§ Problem description
Return each line below holding the string "header".

§ Data for this exercise
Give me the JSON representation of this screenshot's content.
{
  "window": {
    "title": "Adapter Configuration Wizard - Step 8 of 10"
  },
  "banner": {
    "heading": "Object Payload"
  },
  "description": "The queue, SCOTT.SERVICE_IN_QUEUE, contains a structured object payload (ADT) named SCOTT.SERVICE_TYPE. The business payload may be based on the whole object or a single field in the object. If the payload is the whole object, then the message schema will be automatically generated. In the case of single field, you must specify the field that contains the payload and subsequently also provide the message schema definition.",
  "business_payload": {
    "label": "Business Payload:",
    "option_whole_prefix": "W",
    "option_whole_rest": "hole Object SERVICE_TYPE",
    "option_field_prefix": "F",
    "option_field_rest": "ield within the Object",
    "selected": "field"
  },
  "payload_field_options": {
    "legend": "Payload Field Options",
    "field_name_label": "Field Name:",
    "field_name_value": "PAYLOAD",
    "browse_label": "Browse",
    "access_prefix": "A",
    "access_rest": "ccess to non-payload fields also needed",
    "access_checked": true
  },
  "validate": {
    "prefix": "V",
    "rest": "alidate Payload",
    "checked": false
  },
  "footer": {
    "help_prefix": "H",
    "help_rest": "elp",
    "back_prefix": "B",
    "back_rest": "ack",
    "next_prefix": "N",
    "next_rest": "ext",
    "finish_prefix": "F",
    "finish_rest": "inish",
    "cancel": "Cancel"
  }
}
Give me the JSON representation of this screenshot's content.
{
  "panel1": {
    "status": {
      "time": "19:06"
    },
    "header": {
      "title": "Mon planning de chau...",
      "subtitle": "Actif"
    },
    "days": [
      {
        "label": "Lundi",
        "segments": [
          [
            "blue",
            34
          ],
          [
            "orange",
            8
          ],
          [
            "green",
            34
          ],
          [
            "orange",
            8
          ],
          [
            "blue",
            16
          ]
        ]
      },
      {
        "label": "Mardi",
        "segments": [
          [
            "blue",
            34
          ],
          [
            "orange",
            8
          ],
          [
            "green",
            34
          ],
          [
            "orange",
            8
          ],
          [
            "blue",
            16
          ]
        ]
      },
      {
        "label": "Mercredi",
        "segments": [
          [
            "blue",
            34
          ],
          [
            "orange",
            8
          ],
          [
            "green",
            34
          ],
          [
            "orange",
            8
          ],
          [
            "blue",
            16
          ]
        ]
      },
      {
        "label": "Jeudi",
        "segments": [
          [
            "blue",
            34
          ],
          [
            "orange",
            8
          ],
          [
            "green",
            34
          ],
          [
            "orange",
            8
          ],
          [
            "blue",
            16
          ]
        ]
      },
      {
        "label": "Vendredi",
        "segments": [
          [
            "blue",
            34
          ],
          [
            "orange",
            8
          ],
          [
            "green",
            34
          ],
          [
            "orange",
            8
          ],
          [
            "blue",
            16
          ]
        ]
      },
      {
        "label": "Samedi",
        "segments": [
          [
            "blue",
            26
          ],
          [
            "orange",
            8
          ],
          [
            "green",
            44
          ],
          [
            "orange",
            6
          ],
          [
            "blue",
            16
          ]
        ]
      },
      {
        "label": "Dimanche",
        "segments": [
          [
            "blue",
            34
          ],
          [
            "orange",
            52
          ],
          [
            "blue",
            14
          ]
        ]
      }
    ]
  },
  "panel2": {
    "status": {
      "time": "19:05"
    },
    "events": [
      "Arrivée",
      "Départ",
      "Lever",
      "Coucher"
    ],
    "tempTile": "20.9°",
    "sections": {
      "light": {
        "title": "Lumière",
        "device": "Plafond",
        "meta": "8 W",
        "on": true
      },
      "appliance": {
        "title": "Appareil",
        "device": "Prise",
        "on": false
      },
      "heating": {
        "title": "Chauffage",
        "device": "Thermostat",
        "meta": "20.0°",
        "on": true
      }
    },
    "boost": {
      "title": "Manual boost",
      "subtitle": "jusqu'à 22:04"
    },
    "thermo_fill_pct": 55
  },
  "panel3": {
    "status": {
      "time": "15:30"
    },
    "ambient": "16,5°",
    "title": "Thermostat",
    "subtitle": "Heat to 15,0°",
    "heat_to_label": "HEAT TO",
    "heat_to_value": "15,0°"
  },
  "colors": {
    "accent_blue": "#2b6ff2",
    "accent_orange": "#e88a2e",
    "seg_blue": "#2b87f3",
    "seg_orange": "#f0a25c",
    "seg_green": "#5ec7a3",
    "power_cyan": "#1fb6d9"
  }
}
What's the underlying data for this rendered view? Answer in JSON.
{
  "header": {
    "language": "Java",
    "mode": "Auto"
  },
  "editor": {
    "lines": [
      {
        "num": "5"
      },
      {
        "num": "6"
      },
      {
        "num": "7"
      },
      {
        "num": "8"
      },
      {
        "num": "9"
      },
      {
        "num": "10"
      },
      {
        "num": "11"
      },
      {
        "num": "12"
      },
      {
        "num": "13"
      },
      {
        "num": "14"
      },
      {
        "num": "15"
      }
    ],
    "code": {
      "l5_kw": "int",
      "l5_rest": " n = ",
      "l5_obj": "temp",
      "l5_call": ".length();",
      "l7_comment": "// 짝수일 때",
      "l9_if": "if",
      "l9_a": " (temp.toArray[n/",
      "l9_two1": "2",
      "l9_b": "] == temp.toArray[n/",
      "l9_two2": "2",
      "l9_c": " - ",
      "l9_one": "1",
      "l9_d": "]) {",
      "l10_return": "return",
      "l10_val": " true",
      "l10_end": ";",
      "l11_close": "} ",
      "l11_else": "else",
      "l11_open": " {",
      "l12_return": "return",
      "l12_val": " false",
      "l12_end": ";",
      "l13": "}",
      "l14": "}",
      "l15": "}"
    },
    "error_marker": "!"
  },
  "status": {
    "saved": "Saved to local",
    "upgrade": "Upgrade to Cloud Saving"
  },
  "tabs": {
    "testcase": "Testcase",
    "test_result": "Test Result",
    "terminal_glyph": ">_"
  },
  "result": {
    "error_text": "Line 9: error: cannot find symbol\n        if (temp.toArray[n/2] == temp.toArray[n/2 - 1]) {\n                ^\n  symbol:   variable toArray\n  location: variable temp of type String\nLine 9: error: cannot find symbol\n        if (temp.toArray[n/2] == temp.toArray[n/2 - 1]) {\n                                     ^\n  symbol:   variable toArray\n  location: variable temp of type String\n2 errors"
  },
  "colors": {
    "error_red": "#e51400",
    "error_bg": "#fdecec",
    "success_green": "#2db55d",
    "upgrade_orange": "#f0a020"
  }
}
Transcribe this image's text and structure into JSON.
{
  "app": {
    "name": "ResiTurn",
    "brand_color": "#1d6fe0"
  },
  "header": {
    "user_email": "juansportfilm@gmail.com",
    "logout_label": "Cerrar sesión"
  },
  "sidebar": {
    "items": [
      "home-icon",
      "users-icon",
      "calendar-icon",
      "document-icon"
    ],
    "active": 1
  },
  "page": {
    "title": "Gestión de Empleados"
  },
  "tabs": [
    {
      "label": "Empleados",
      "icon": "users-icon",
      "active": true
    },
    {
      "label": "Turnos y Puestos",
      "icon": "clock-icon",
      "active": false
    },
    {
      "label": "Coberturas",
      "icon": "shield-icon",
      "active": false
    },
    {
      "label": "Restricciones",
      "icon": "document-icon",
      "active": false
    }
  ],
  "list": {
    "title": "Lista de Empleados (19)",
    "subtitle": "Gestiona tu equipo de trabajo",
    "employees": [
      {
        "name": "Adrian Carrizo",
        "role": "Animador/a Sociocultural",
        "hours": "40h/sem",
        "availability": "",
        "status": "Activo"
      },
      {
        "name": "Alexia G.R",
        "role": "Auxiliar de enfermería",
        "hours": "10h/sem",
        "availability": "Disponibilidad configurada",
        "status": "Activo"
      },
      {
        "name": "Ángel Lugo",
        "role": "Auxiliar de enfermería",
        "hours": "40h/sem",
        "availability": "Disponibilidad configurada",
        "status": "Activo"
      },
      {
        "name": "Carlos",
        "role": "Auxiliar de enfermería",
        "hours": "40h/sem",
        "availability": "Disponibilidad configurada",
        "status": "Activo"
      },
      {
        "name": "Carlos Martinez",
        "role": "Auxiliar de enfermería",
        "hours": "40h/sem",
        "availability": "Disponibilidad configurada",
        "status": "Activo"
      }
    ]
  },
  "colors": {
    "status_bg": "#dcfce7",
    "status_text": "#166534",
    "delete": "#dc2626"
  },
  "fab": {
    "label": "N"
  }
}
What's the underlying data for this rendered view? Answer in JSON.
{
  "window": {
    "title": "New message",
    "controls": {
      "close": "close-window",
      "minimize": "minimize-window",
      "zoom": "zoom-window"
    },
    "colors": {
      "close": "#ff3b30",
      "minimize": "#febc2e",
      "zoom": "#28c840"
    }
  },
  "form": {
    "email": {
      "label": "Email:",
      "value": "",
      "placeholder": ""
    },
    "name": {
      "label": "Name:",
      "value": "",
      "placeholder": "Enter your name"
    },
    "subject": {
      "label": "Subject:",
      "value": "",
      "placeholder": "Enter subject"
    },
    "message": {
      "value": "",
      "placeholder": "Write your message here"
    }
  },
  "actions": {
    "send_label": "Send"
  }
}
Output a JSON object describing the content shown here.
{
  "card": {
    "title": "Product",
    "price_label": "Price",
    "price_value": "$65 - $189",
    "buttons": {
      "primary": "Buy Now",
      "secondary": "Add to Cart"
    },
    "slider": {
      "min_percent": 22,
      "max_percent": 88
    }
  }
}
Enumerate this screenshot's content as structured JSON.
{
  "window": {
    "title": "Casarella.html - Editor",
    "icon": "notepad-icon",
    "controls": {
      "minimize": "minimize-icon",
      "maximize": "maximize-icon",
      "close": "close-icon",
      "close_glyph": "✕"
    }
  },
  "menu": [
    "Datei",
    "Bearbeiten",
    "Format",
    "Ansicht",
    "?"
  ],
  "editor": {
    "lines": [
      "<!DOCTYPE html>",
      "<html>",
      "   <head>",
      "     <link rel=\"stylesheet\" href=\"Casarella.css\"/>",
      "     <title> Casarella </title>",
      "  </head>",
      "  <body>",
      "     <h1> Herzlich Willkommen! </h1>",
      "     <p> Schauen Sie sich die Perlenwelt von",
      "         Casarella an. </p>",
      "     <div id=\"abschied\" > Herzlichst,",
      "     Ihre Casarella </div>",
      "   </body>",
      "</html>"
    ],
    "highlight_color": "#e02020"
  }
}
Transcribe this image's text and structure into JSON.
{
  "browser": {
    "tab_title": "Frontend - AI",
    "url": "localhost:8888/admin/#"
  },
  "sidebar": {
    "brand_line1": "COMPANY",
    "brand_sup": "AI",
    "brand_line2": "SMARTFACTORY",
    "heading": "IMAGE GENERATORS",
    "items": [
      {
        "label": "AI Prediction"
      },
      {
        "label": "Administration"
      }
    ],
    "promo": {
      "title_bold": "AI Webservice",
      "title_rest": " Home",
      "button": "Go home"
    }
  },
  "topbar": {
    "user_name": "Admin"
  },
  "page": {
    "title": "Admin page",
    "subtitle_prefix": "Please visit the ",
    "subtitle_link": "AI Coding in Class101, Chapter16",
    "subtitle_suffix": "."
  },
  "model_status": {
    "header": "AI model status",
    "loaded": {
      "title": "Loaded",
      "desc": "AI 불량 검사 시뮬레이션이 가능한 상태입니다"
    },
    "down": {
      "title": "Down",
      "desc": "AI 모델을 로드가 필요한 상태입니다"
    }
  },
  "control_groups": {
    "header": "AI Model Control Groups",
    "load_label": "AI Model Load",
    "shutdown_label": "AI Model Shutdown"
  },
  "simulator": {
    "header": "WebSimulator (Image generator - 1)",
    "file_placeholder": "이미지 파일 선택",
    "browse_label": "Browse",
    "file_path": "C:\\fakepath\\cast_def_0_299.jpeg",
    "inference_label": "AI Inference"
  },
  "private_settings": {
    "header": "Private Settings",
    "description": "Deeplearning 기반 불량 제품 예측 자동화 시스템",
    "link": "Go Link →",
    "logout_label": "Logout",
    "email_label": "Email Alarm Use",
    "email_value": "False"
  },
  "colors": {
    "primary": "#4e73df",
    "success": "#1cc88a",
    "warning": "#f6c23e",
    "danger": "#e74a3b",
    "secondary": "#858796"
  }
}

§ Exercise response
    "header": {
  "header": {
  "header": {
    "header": "AI model status",
    "header": "AI Model Control Groups",
    "header": "WebSimulator (Image generator - 1)",
    "header": "Private Settings",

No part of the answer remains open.